It took a lot longer than Republicans expected but they finally got Judge Neil Gorsuch on the Supreme Court. While many Americans felt that Gorsuch deserved a spot on the Court, Chuck Shumer and Diane Feinstein fought back even though they voted to give him his Federal judgeship a decade ago. But getting him on the court wasn’t without controversy as Republicans had to use their nuclear option, which would allow them to confirm a Supreme Court nominee with a simple majority.
The drawn out battle over the Supreme Court shows the first time that the high court has become a partisan issue. Previously the court had been more highly regarded and politics were far rarer in this arena.

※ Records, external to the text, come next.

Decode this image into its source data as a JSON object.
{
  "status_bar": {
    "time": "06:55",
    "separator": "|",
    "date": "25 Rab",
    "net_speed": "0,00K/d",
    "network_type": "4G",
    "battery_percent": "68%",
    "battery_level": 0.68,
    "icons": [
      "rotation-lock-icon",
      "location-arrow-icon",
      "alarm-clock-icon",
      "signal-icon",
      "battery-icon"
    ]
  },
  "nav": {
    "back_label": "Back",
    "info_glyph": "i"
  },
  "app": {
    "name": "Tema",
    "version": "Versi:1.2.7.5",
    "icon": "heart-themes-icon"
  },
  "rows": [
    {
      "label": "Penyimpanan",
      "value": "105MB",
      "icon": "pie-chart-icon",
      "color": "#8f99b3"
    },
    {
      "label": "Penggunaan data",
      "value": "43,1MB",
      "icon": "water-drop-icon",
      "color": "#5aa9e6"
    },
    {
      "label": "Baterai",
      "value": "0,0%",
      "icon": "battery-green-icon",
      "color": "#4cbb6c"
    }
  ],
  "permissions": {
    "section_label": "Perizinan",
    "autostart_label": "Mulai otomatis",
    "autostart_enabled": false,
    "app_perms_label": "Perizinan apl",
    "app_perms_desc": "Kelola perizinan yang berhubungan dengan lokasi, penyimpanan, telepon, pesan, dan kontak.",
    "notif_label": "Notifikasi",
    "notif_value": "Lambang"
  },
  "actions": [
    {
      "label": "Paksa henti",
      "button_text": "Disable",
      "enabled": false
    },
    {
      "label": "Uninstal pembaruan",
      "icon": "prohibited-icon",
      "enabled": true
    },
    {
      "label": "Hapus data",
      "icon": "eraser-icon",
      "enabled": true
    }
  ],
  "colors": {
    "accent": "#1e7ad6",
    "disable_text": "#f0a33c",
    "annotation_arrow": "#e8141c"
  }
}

This new judge does little to change the status quo of the court a year ago when Antonin Scalia still sat on the bench. But going forward the next few justice picks could elicit a bigger battle. As liberals Ruth Bader Ginsburg and Stephen Breyer step closer to the end of their judgeship's concerns lie over the ability of the Senate to agree on viable options when the time comes.

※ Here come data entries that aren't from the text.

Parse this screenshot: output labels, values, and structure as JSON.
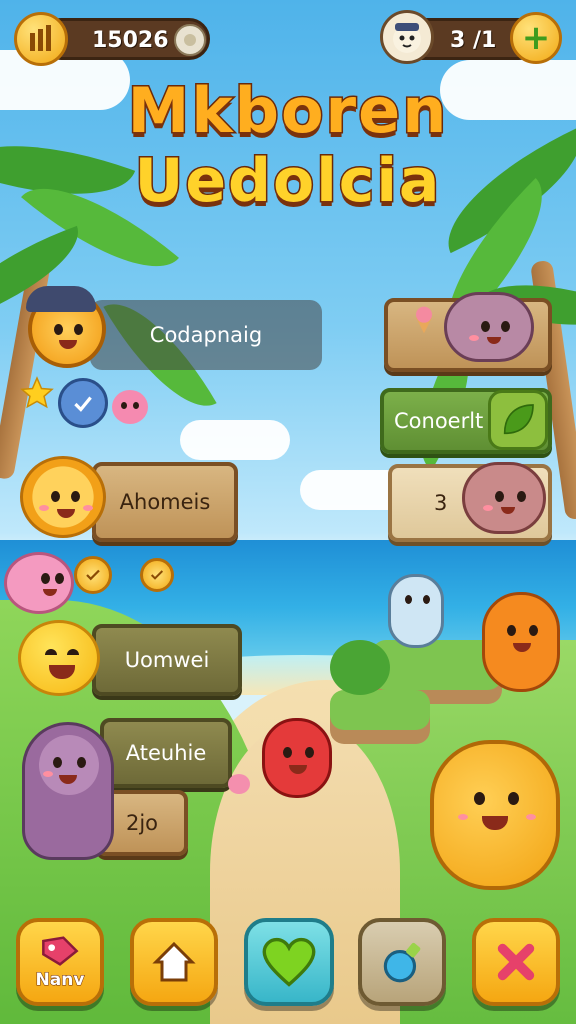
{
  "hud": {
    "coins": "15026",
    "lives": "3 /1",
    "add_symbol": "+",
    "bars_icon": "bars-icon",
    "coin_icon": "coin-icon",
    "avatar_icon": "cat-avatar-icon"
  },
  "title": {
    "line1": "Mkboren",
    "line2": "Uedolcia"
  },
  "menu_left": [
    {
      "label": "Codapnaig"
    },
    {
      "label": "Ahomeis"
    },
    {
      "label": "Uomwei"
    },
    {
      "label": "Ateuhie"
    },
    {
      "label": "2jo"
    }
  ],
  "menu_right": [
    {
      "label": ""
    },
    {
      "label": "Conoerlt"
    },
    {
      "label": "3"
    }
  ],
  "bottom_bar": {
    "new_label": "Nanv",
    "buttons": [
      "new-button",
      "home-button",
      "heart-button",
      "potion-button",
      "close-button"
    ]
  },
  "colors": {
    "sky": "#4fb3ea",
    "wood": "#bf9358",
    "gold": "#f2a915",
    "title_orange": "#ffae1f"
  }
}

With the future uncertain many lawmakers need to be looking ahead with a plan on replacing these judges. The likelihood of the Senate changing power could be likely in 2018 or 2020 and the use of the nuclear option gives the power to that simple majority to pick the Justices.

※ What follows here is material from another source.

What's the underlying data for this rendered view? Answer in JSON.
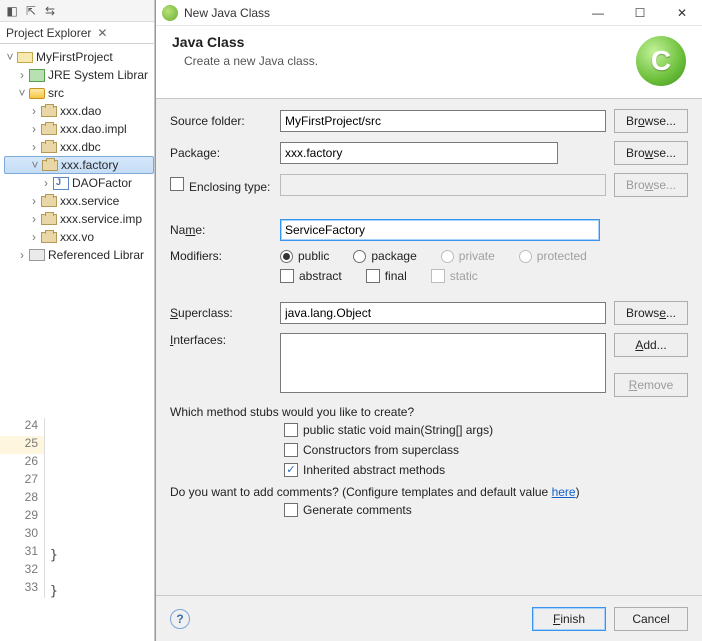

The rule change means that people’s votes may have more power based upon the Senators that they vote for. Because this new precedent with Gorsuch means that Democrat Senators going forward, and Republican Senators going forward will almost always side with a Justice that aligns with their views and won’t vote for someone from the other side as we saw with most Democrats this go round.
Be prepared for a very strong fight in the Senate for the next seat on the bench.
Photo Credit: Google labeled for reuse